This year the Student Government
Association has tackled a host of new initiatives.
By Phyllis Hanlon
You might not actually see it, but you can certainly feel
it. An underlying current of excitement, enthusiasm and passion
pervades the Holy Cross campus, thanks to the efforts of
the Student Government Association (SGA). Nicole Mortorano '04
and Kevin Gallagher '05, co-chairs of SGA - together
with a host of student-run committees in collaboration with
faculty and administrators - are working to provide a
growing number of services and programs that address diversity,
tolerance, academics, social life and safety.
The SGA co-chairs credit the organization's dedicated cabinet
members, as well as the newly created Senate, with a new
surge in activity. Whether sponsoring rallies against hate
crimes, running forums and informational sessions or even

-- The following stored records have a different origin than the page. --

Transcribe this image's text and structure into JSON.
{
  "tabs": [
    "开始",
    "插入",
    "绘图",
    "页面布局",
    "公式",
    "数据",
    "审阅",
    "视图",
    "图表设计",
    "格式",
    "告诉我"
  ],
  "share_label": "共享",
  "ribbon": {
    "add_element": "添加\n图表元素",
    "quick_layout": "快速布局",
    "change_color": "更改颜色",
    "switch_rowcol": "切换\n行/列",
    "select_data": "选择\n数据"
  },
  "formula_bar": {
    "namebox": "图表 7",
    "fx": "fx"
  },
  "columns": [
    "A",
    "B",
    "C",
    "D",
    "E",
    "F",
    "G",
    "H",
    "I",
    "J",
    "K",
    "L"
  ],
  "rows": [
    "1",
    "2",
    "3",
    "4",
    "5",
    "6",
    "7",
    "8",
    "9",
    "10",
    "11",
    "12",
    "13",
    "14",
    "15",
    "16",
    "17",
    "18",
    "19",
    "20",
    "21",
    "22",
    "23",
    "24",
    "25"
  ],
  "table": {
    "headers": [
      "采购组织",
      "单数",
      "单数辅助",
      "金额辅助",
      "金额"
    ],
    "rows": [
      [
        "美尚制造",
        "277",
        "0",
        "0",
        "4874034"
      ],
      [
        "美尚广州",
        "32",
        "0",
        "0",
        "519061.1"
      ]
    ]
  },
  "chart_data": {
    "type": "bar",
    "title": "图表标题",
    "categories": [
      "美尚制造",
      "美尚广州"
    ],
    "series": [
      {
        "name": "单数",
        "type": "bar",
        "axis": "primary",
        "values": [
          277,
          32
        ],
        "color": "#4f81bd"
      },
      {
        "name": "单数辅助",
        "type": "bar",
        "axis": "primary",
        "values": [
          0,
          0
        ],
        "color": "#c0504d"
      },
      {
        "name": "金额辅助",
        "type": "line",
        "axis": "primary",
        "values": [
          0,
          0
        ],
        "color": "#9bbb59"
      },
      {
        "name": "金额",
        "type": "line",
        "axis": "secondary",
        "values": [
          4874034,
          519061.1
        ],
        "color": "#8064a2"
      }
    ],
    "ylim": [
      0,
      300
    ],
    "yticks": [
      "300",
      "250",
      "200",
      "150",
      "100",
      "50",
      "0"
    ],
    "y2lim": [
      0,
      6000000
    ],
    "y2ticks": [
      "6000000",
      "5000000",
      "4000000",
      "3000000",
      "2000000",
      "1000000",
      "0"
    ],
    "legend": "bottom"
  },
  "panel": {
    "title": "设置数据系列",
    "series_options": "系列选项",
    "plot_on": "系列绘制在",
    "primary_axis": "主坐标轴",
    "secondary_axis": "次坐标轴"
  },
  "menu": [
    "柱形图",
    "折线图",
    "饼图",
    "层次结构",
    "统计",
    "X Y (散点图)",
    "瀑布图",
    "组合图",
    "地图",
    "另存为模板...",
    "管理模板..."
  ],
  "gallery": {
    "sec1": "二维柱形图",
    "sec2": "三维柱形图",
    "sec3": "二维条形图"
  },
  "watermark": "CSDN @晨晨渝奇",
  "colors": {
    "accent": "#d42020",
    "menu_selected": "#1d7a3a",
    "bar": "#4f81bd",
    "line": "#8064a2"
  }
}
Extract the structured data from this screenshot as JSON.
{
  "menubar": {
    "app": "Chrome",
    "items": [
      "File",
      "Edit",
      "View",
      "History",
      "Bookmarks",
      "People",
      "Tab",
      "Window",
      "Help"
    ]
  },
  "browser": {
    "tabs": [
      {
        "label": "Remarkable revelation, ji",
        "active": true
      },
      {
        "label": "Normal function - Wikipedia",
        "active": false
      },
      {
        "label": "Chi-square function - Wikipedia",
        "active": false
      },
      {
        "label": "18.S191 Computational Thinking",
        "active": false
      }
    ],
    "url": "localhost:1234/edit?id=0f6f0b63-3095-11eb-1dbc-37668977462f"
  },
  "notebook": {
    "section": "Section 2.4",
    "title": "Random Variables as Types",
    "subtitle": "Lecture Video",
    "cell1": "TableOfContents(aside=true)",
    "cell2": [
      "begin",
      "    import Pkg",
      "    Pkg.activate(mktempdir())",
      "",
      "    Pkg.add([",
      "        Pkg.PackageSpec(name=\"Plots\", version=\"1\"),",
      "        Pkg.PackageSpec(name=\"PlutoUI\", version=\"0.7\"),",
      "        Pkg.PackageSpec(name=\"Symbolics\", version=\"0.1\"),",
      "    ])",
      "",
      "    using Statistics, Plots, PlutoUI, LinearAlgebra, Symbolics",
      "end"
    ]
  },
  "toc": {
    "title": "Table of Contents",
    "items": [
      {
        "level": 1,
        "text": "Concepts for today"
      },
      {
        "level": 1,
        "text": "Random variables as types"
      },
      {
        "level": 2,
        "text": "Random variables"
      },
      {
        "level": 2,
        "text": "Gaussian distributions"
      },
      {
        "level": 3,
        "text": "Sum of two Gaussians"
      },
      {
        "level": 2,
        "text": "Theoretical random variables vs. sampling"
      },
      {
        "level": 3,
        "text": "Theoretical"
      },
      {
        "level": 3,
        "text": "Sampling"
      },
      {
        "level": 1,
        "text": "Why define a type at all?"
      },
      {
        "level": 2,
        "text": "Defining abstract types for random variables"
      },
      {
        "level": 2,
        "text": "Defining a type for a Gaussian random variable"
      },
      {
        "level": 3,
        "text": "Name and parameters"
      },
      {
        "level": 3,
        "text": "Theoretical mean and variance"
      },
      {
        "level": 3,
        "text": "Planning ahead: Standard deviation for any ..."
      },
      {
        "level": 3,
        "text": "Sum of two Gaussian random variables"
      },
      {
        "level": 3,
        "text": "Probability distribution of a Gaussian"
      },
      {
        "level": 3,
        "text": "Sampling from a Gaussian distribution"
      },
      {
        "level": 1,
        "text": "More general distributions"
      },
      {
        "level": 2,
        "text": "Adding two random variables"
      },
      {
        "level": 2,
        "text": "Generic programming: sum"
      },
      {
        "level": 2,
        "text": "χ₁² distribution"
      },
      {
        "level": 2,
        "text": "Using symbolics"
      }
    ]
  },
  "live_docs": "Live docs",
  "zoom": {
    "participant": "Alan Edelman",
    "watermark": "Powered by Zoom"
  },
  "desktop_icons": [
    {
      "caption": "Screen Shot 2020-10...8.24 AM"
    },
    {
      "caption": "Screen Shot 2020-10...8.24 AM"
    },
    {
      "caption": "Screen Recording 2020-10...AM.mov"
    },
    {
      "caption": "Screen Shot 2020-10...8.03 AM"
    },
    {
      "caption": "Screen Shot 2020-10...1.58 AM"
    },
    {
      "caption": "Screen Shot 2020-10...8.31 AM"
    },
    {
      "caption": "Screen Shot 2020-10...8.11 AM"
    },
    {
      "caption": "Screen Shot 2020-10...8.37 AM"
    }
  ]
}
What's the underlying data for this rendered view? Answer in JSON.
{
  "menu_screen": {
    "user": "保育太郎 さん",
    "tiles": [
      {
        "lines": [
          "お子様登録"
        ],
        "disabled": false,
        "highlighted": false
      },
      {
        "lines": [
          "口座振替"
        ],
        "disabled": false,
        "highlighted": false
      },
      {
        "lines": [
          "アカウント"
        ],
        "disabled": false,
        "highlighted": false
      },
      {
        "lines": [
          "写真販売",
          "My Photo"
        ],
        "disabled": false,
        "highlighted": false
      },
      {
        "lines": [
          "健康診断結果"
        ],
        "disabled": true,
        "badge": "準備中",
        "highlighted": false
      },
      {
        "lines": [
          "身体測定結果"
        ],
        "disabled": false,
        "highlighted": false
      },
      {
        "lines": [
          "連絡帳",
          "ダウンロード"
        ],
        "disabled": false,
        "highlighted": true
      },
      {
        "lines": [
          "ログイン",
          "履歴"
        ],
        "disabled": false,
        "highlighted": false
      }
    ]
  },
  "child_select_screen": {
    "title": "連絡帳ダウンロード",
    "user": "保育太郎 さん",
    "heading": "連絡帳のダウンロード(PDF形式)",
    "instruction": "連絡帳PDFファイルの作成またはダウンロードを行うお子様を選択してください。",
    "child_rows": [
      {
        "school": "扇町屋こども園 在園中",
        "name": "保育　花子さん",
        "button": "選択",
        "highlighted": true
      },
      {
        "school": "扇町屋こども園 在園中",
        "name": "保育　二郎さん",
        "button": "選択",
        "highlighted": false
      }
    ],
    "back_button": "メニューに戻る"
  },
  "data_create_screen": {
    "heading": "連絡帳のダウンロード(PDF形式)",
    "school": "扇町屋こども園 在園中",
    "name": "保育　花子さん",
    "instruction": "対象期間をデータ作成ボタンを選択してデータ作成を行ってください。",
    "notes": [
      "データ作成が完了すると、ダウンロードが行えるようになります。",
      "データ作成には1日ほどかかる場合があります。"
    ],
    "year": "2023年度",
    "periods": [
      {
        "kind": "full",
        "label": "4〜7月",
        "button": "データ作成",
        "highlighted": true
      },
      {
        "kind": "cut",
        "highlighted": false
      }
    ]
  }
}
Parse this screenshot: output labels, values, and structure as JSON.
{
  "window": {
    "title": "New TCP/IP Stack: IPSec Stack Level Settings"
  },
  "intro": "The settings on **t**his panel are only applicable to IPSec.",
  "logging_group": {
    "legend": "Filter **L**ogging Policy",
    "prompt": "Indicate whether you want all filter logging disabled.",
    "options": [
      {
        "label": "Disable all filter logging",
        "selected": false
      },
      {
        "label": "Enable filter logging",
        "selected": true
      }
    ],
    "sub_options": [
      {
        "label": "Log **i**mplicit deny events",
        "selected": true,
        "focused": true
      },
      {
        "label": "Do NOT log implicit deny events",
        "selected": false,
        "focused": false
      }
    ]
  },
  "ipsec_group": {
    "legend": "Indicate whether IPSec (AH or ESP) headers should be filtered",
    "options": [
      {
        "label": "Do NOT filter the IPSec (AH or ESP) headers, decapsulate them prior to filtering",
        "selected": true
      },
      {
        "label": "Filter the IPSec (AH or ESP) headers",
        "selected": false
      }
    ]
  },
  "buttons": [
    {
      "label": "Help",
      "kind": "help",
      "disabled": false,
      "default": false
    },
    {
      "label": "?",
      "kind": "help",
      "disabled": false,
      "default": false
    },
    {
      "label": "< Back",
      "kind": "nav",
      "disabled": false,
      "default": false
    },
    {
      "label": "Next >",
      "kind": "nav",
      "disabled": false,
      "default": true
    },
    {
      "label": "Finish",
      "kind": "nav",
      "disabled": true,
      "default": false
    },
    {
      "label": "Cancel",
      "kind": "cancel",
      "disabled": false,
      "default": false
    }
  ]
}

opening one of the first student-run, on-campus video rental
stores in the country, the SGA has been invigorated of late.
And, in turn, the association has become an invigorating
presence on campus.
A newly formed sexual assault committee has sponsored programs,
forums, meetings and discussions in which nearly 400 students,
faculty members and administrators have participated. The
committee plans to launch a print publication by the end
of the semester highlighting the problems associated with
sexual assault. Based on a magazine produced and distributed
at Duke University, this publication will feature testimonials
from victims as well as essays and artwork from students
and faculty. In addition, the SGA has worked on updating
a College handbook on Catholic teachings about sexuality
and sexual decision-making and issuing a second handbook
that will serve as a resource for victims of sexual violence.
In the interest of student safety, SGA added Night Rider,
an off-campus escort shuttle, to its current transportation
service that delivers students to the airport, local shopping
malls and into Boston and Providence on weekends. Night Rider
ensures the safety of students off campus without return
transportation to the school and operates Friday and Saturday
nights from 10 p.m. to 3 a.m. "This, hopefully, will
provide an outlet to allow a student to leave an uncomfortable
situation and come back to campus," Gallagher says.
Launched in February, the service is averaging about 40 calls
per night, according to Mortorano.
For those students who prefer to remain in the residence
halls, a campus-run video rental store offers a wide choice
of the latest movies. Last summer, four students from SGA
researched distributors and put together policies and contracts
in preparation for a fall opening. "We thought that
in the beginning it would be at its peak and then wouldn't
be the new thing. But it's been the opposite," says
Gallagher. As of March 1, the rental store reported close
to $5,000 in revenue and had rented almost 2,000 movies.
More than 1,000 students have accounts and business increases
steadily each week, he notes.
Community involvement has always been a cornerstone of the
Holy Cross education. In keeping with that philosophy, SGA
teamed with the school's administrators, the city of
Worcester and neighborhood civic associations to revitalize
nearby Cookson Park. SGA secured two grants for $2,000 and,
with matching funds from the city, conducted phase one of
a cleanup project. Gallagher has challenged the city to once
again match the College's fund-raising efforts to reach
a goal of $150,000 needed to complete phases two and three.
He anticipates completion of phase two - adding a parking
lot and lighting to the area - during the summer. In
phase three, students will construct the playground in the
fall. "We want to have positive relationships and give
back. The civic association has been struggling to find a
project, and now they are working hard with us on the park," says
Back on campus, SGA began a book exchange as an alternative
to the bookstore. SGA members coordinate the entire event,
and students set prices for their books, which often results
in better deals for both buyers and sellers. Gallagher anticipates
moving the program online soon, modeled after eBay. To help
low-income employees and students, some SGA members provide
free tax service prior to the April filing deadline.
SGA also sponsors an on-campus readership program that exposes
students to daily news from USA Today, The Boston Globe,
The Washington Post and The New
York Times. The free newspapers can be found at five
locations across the campus.
Much of the work that happens within SGA is invisible. Hours
of meetings and discussions ensure that students' needs
are met, and issues that affect the entire campus are addressed. "We
have sought to broaden our horizons and focus on issues that
are important to all students. We advocate for students," says
"There is so much potential and passion for improving
the whole Holy Cross student life culture," Mortorano
says. "When students realize what we are doing, they
also know we are a resource. They stop and ask for support
on various issues."
Phyllis Hanlon is a freelance writer from